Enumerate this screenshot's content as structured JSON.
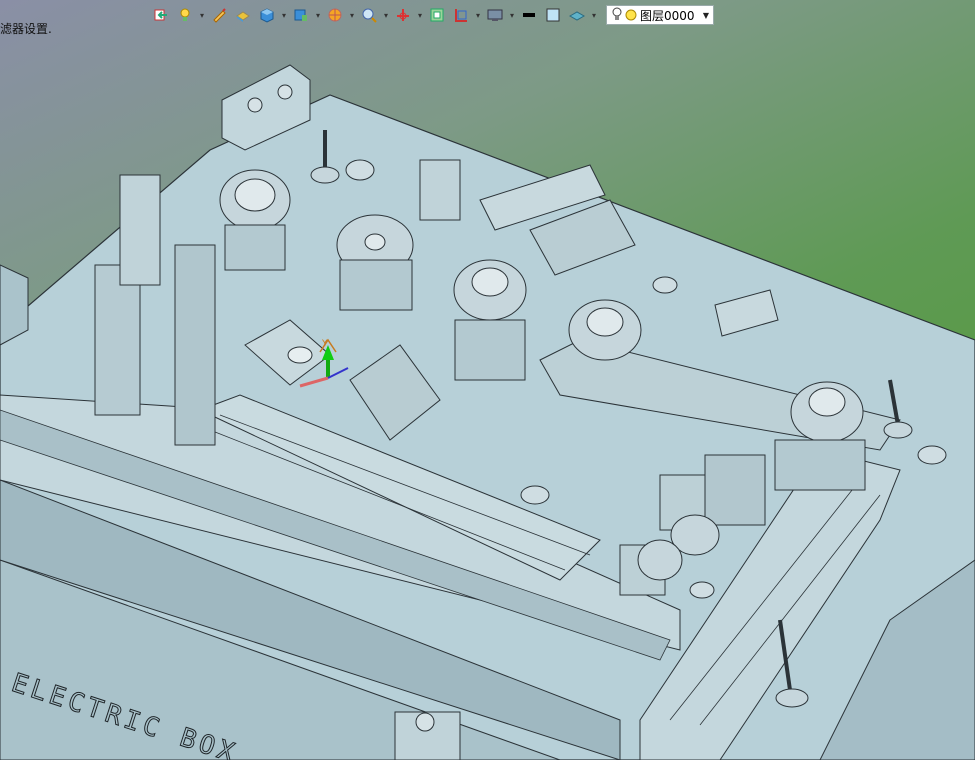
{
  "status_text": "滤器设置.",
  "toolbar": {
    "items": [
      "import-icon",
      "light-icon",
      "pen-icon",
      "block-icon",
      "cube-icon",
      "view-cube-icon",
      "sun-icon",
      "zoom-icon",
      "axis-icon",
      "grid-icon",
      "frame-icon",
      "monitor-icon",
      "line-color-icon",
      "fill-color-icon",
      "layer-shape-icon"
    ],
    "layer_select": {
      "value": "图层0000"
    }
  },
  "scene": {
    "label": "ELECTRIC BOX",
    "colors": {
      "body": "#b7d0d8",
      "edge": "#2b3338",
      "dark": "#8ea7b0",
      "panel": "#a6c0c9",
      "motor": "#c6d6dc"
    }
  }
}
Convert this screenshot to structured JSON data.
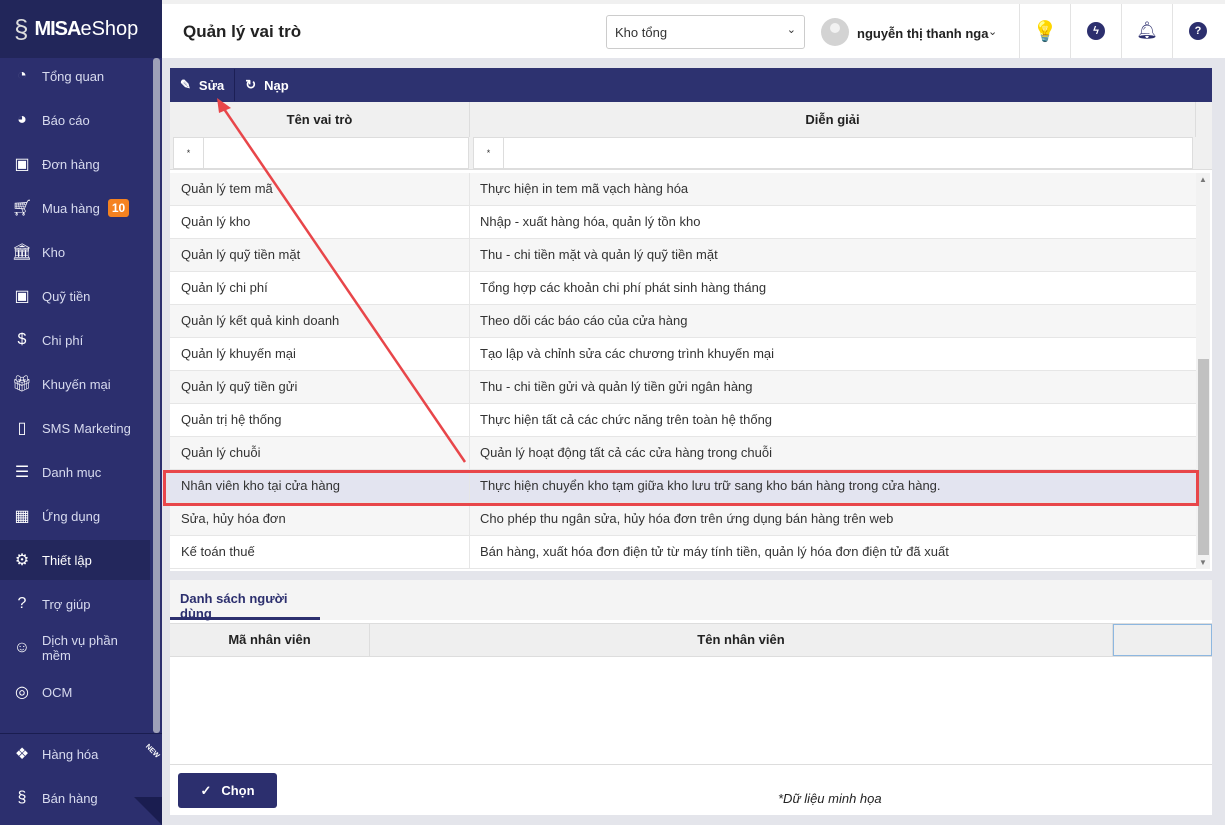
{
  "app": {
    "logo_text_bold": "MISA",
    "logo_text": "eShop"
  },
  "sidebar": {
    "items": [
      {
        "label": "Tổng quan",
        "icon": "dashboard-icon"
      },
      {
        "label": "Báo cáo",
        "icon": "pie-chart-icon"
      },
      {
        "label": "Đơn hàng",
        "icon": "order-icon"
      },
      {
        "label": "Mua hàng",
        "icon": "cart-icon",
        "badge": "10"
      },
      {
        "label": "Kho",
        "icon": "warehouse-icon"
      },
      {
        "label": "Quỹ tiền",
        "icon": "safe-icon"
      },
      {
        "label": "Chi phí",
        "icon": "expense-icon"
      },
      {
        "label": "Khuyến mại",
        "icon": "gift-icon"
      },
      {
        "label": "SMS Marketing",
        "icon": "phone-icon"
      },
      {
        "label": "Danh mục",
        "icon": "list-icon"
      },
      {
        "label": "Ứng dụng",
        "icon": "apps-icon"
      },
      {
        "label": "Thiết lập",
        "icon": "gear-icon"
      },
      {
        "label": "Trợ giúp",
        "icon": "help-icon"
      },
      {
        "label": "Dịch vụ phần mềm",
        "icon": "user-icon"
      },
      {
        "label": "OCM",
        "icon": "ocm-icon"
      }
    ],
    "bottom": [
      {
        "label": "Hàng hóa",
        "icon": "boxes-icon"
      },
      {
        "label": "Bán hàng",
        "icon": "sales-icon",
        "tag": "NEW"
      }
    ]
  },
  "header": {
    "title": "Quản lý vai trò",
    "store": "Kho tổng",
    "user": "nguyễn thị thanh nga"
  },
  "toolbar": {
    "edit": "Sửa",
    "reload": "Nạp"
  },
  "roles_table": {
    "columns": [
      "Tên vai trò",
      "Diễn giải"
    ],
    "filter_op": "*",
    "rows": [
      [
        "Quản lý tem mã",
        "Thực hiện in tem mã vạch hàng hóa"
      ],
      [
        "Quản lý kho",
        "Nhập - xuất hàng hóa, quản lý tồn kho"
      ],
      [
        "Quản lý quỹ tiền mặt",
        "Thu - chi tiền mặt và quản lý quỹ tiền mặt"
      ],
      [
        "Quản lý chi phí",
        "Tổng hợp các khoản chi phí phát sinh hàng tháng"
      ],
      [
        "Quản lý kết quả kinh doanh",
        "Theo dõi các báo cáo của cửa hàng"
      ],
      [
        "Quản lý khuyến mại",
        "Tạo lập và chỉnh sửa các chương trình khuyến mại"
      ],
      [
        "Quản lý quỹ tiền gửi",
        "Thu - chi tiền gửi và quản lý tiền gửi ngân hàng"
      ],
      [
        "Quản trị hệ thống",
        "Thực hiện tất cả các chức năng trên toàn hệ thống"
      ],
      [
        "Quản lý chuỗi",
        "Quản lý hoạt động tất cả các cửa hàng trong chuỗi"
      ],
      [
        "Nhân viên kho tại cửa hàng",
        "Thực hiện chuyển kho tạm giữa kho lưu trữ sang kho bán hàng trong cửa hàng."
      ],
      [
        "Sửa, hủy hóa đơn",
        "Cho phép thu ngân sửa, hủy hóa đơn trên ứng dụng bán hàng trên web"
      ],
      [
        "Kế toán thuế",
        "Bán hàng, xuất hóa đơn điện tử từ máy tính tiền, quản lý hóa đơn điện tử đã xuất"
      ]
    ],
    "selected_index": 9
  },
  "users": {
    "tab": "Danh sách người dùng",
    "columns": [
      "Mã nhân viên",
      "Tên nhân viên"
    ]
  },
  "footer": {
    "choose": "Chọn",
    "note": "*Dữ liệu minh họa"
  },
  "colors": {
    "navy": "#2c2f6e",
    "accent": "#f58220",
    "highlight": "#e8464a"
  }
}
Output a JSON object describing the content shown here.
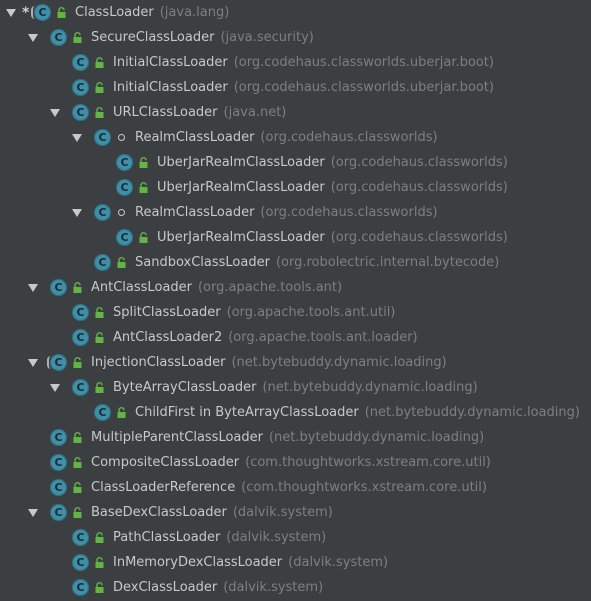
{
  "rows": [
    {
      "name": "ClassLoader",
      "pkg": "(java.lang)",
      "expanded": true,
      "star": true,
      "icon": "abstract-class-icon",
      "access": "public-lock-icon"
    },
    {
      "name": "SecureClassLoader",
      "pkg": "(java.security)",
      "expanded": true,
      "icon": "class-icon",
      "access": "public-lock-icon"
    },
    {
      "name": "InitialClassLoader",
      "pkg": "(org.codehaus.classworlds.uberjar.boot)",
      "expanded": null,
      "icon": "class-icon",
      "access": "public-lock-icon"
    },
    {
      "name": "InitialClassLoader",
      "pkg": "(org.codehaus.classworlds.uberjar.boot)",
      "expanded": null,
      "icon": "class-icon",
      "access": "public-lock-icon"
    },
    {
      "name": "URLClassLoader",
      "pkg": "(java.net)",
      "expanded": true,
      "icon": "class-icon",
      "access": "public-lock-icon"
    },
    {
      "name": "RealmClassLoader",
      "pkg": "(org.codehaus.classworlds)",
      "expanded": true,
      "icon": "class-icon",
      "access": "package-private-icon"
    },
    {
      "name": "UberJarRealmClassLoader",
      "pkg": "(org.codehaus.classworlds)",
      "expanded": null,
      "icon": "class-icon",
      "access": "public-lock-icon"
    },
    {
      "name": "UberJarRealmClassLoader",
      "pkg": "(org.codehaus.classworlds)",
      "expanded": null,
      "icon": "class-icon",
      "access": "public-lock-icon"
    },
    {
      "name": "RealmClassLoader",
      "pkg": "(org.codehaus.classworlds)",
      "expanded": true,
      "icon": "class-icon",
      "access": "package-private-icon"
    },
    {
      "name": "UberJarRealmClassLoader",
      "pkg": "(org.codehaus.classworlds)",
      "expanded": null,
      "icon": "class-icon",
      "access": "public-lock-icon"
    },
    {
      "name": "SandboxClassLoader",
      "pkg": "(org.robolectric.internal.bytecode)",
      "expanded": null,
      "icon": "class-icon",
      "access": "public-lock-icon"
    },
    {
      "name": "AntClassLoader",
      "pkg": "(org.apache.tools.ant)",
      "expanded": true,
      "icon": "class-icon",
      "access": "public-lock-icon"
    },
    {
      "name": "SplitClassLoader",
      "pkg": "(org.apache.tools.ant.util)",
      "expanded": null,
      "icon": "class-icon",
      "access": "public-lock-icon"
    },
    {
      "name": "AntClassLoader2",
      "pkg": "(org.apache.tools.ant.loader)",
      "expanded": null,
      "icon": "class-icon",
      "access": "public-lock-icon"
    },
    {
      "name": "InjectionClassLoader",
      "pkg": "(net.bytebuddy.dynamic.loading)",
      "expanded": true,
      "icon": "abstract-class-icon",
      "access": "public-lock-icon"
    },
    {
      "name": "ByteArrayClassLoader",
      "pkg": "(net.bytebuddy.dynamic.loading)",
      "expanded": true,
      "icon": "class-icon",
      "access": "public-lock-icon"
    },
    {
      "name": "ChildFirst in ByteArrayClassLoader",
      "pkg": "(net.bytebuddy.dynamic.loading)",
      "expanded": null,
      "icon": "class-icon",
      "access": "public-lock-icon"
    },
    {
      "name": "MultipleParentClassLoader",
      "pkg": "(net.bytebuddy.dynamic.loading)",
      "expanded": null,
      "icon": "class-icon",
      "access": "public-lock-icon"
    },
    {
      "name": "CompositeClassLoader",
      "pkg": "(com.thoughtworks.xstream.core.util)",
      "expanded": null,
      "icon": "class-icon",
      "access": "public-lock-icon"
    },
    {
      "name": "ClassLoaderReference",
      "pkg": "(com.thoughtworks.xstream.core.util)",
      "expanded": null,
      "icon": "class-icon",
      "access": "public-lock-icon"
    },
    {
      "name": "BaseDexClassLoader",
      "pkg": "(dalvik.system)",
      "expanded": true,
      "icon": "class-icon",
      "access": "public-lock-icon"
    },
    {
      "name": "PathClassLoader",
      "pkg": "(dalvik.system)",
      "expanded": null,
      "icon": "class-icon",
      "access": "public-lock-icon"
    },
    {
      "name": "InMemoryDexClassLoader",
      "pkg": "(dalvik.system)",
      "expanded": null,
      "icon": "class-icon",
      "access": "public-lock-icon"
    },
    {
      "name": "DexClassLoader",
      "pkg": "(dalvik.system)",
      "expanded": null,
      "icon": "class-icon",
      "access": "public-lock-icon"
    }
  ],
  "colors": {
    "background": "#3c3f41",
    "class_name": "#c8c8c8",
    "package_name": "#7d7f80",
    "class_icon": "#3f8fa8",
    "lock": "#62b543"
  }
}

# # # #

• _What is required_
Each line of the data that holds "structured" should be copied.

• _Your solution_
Enumerate this screenshot's content as structured JSON.
Convert this screenshot to structured JSON data.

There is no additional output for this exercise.